Kory Olsen came to McHenry County College as a slick-fielding, contact-hitting shortstop with a sore back.
The 2017 Crystal Lake South graduate is leaving the NJCAA school with the same sweet glove, a much more lively bat and a vastly different body type.
Olsen recently accepted a scholarship offer from Western Illinois University in Macomb, where he will have three years of eligibility remaining because he completed only one official season at MCC.
“It’s definitely a sigh of relief,” Olsen said. “With the season getting canceled [because of the COVID-19 pandemic], I didn’t know what the next step was going to be for me. A lot of schools I talked to told me to hang on or didn’t get back to me. I talked to Western about a week before they offered me. I didn’t have to think too much. They were willing to take a chance on me, which, a lot of schools in this situation weren’t. It was kind of an easy choice.”
Olsen hit .343 with an on-base percentage of .456 last season for the Scots. He had seven doubles, two triples and two home runs, walked 27 times with only nine strikeouts. He was an All-Illinois Skyway Collegiate Conference honorable mention selection.

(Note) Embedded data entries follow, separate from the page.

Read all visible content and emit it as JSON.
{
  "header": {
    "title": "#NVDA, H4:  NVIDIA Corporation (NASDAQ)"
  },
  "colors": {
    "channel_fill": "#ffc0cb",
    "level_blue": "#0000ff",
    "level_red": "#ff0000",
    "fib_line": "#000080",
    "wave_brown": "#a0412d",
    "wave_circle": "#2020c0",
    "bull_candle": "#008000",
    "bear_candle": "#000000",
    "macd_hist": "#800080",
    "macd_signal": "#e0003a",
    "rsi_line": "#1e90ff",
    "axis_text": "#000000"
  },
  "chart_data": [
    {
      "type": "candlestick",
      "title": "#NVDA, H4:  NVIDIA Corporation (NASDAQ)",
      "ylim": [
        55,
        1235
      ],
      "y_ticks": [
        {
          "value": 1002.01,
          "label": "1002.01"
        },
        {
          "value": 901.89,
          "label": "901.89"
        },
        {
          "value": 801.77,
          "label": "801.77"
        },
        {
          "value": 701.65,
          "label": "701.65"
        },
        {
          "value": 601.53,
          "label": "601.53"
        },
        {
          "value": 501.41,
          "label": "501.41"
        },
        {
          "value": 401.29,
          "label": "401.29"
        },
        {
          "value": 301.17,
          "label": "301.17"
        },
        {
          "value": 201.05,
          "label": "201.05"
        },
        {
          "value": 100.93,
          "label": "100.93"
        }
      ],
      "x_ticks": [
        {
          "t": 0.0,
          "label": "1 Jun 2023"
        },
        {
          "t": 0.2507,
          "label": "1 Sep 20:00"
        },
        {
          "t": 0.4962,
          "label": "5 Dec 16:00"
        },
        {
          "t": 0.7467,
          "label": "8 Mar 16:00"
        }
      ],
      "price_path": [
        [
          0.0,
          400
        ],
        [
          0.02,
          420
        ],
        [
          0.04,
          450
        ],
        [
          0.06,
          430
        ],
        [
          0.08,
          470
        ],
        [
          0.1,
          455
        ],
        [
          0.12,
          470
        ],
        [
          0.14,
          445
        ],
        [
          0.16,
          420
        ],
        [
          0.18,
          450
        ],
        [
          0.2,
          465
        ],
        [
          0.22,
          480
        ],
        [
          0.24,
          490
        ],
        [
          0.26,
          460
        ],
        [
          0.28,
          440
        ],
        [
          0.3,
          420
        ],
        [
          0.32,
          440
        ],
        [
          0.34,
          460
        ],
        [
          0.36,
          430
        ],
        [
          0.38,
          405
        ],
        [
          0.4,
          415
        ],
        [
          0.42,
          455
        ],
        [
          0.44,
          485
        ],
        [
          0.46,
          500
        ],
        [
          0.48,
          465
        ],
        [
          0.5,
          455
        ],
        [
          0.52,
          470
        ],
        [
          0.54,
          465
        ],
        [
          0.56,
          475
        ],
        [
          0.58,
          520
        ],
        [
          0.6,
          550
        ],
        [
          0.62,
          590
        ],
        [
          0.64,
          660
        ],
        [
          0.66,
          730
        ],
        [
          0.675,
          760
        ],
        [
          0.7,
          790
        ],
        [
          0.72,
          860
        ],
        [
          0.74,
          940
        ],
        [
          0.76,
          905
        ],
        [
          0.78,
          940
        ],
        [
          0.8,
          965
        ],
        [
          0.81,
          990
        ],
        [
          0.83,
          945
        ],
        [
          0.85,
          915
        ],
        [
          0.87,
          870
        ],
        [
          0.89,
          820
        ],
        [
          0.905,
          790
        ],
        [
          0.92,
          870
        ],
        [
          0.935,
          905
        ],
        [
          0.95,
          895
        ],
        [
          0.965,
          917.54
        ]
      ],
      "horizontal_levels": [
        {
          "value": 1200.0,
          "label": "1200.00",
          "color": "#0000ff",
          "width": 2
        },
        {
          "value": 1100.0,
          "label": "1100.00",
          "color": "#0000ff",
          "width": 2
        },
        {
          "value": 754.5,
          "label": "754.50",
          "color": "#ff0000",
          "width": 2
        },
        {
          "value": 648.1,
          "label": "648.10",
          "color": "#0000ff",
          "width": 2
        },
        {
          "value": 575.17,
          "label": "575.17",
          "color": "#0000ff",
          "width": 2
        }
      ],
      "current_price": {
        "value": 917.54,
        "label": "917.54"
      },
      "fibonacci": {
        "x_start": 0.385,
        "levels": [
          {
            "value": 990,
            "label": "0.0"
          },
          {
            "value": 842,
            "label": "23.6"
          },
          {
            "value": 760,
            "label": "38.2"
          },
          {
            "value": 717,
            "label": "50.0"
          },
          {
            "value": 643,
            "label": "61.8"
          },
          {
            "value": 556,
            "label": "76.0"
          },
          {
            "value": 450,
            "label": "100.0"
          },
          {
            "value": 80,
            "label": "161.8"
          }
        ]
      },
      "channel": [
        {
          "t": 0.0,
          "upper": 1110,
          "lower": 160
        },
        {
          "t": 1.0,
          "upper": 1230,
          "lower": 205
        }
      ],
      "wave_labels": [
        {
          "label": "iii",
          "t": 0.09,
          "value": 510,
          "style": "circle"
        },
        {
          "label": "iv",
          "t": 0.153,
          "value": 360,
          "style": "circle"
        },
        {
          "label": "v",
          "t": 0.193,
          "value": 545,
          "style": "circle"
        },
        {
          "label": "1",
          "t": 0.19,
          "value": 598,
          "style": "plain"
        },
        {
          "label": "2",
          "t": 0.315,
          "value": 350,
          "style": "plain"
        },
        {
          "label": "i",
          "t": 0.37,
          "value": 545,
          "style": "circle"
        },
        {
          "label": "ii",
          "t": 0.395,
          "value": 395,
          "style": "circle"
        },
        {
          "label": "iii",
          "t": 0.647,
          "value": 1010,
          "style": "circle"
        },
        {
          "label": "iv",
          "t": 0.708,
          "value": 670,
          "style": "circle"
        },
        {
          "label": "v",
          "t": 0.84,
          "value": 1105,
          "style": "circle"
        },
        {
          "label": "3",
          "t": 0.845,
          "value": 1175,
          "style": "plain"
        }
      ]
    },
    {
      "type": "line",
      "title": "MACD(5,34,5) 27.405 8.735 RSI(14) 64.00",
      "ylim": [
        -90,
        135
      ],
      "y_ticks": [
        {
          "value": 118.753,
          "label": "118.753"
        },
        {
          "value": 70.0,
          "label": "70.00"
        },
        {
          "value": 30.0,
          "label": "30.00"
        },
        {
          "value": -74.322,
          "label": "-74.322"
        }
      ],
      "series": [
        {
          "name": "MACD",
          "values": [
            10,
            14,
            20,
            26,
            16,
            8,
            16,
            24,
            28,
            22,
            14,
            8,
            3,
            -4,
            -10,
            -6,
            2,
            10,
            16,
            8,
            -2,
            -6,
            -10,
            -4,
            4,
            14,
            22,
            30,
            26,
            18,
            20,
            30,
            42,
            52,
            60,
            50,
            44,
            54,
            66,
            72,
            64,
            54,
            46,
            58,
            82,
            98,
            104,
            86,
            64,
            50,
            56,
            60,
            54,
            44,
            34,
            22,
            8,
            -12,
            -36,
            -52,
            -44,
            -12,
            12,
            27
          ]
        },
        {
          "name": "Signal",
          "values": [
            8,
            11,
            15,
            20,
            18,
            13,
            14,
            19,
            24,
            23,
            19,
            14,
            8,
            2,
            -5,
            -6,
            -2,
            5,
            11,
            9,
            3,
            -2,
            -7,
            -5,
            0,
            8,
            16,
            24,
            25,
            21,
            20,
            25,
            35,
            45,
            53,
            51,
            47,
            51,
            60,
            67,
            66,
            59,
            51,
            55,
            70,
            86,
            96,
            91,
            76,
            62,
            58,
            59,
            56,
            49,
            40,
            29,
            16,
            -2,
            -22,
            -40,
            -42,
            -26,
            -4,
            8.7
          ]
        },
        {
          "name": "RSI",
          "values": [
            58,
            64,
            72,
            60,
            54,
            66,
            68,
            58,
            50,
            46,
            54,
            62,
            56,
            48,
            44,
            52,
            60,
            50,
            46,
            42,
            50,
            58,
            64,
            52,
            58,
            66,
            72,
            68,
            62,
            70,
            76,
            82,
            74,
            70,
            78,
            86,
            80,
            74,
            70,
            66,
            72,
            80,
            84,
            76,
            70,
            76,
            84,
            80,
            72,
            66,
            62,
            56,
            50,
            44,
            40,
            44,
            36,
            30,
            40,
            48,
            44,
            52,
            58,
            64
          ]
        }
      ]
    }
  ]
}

Olsen was off to a hot start this season, hitting .423 with a .531 OBP, one homer (a grand slam) and 11 RBIs before the season was stopped.
Scots coach Jared Wacker said Olsen’s time in the weight room helped change him as a hitter. Olsen’s exit velocity jumped from about 80 mph last season to about 95 mph this season. Wacker purchased a RAPSODO hitting unit, which measures various hitting metrics in the batting cage.
“He was kind of a light-hitting shortstop coming in, he could make contact and hit well with two strikes, and was a high on-base guy,” Wacker said. “Here, he really put in a lot of time in the weight room and focused on getting stronger and bought into what we’re trying to do from a philosophical standpoint on the offensive side.”
South coach Brian Bogda, a teammate of Wacker at Elmhurst College, noticed Olsen, who has added about 30 pounds since high school, was different this spring when Bogda attended an MCC workout.
“I can’t believe how much Kory’s grown and how much stronger he is,” Bogda said. “He is a completely different ballplayer than his senior year. He’s put on solid, bulk muscle. He looks like a different person. That carries through with a stronger arm and balls fly off his bat a lot harder.”
Olsen started at shortstop for South’s Class 4A state championship team. He usually hit about sixth in the order and batted .267 with 19 RBIs.
Olsen started college at NAIA Mount Mercy College in Cedar Rapids, Iowa, but he developed back problems during the fall.
“I played football and basketball in high school and didn’t really have a lot of [baseball] swings,” Olsen said. “I just played every sport. When baseball came around, that would be the first time I picked up a bat. Something happened [to my back] my senior year of football. It would get better, then get worse, for a long time.
“When I got to college, I was swinging all the time. I thought I was healthy when I went there, but I wasn’t.”
Olsen transferred to MCC in the spring of 2018, but his back hurt so much he couldn’t bend over to pick up ground balls. He told Wacker he could not play and received a medical redshirt, which does not count against an athlete’s eligibility.
That summer, Olsen went to physical therapy and got better. He said it was muscles around the vertebrae that were causing the problem. He didn’t swing or play baseball. Then, in the fall, he hit the weights hard with players such as Huntley’s Jeff Heinrich and Jacobs’ Ryan McGorian.
“There’s too many names,” Olsen said. “[Lifting] is a big team thing where everyone just buys into it. That’s what’s special about that place.”
With the time to now devote to just baseball, Olsen, now at 180 pounds, made the huge jumps with his offensive game and boosted him to a D-I prospect. He will be the fourth player off the Gators’ state championship team to play D-I baseball, following Brian Fuentes (Indiana State), Ryan Parquette (Campbell) and Kyle Lang (Eastern Illinois). Olsen, Lang and Parquette played at MCC together in 2019.
Olsen plans on majoring in physical education with eyes on possibly becoming a high school coach.
Bogda thinks Western is getting a dependable, versatile player.
“It’s just cool to see the ball fly off his bat and see what he’s doing,” Bogda said. “It was nice to have a shortstop you can trust is going to make the plays behind the wonderful pitching that we had [in 2017]. He’s such a good athlete. What a competitor and a wonderful kid to coach. He’ll do just fine wherever [position] he’s at.”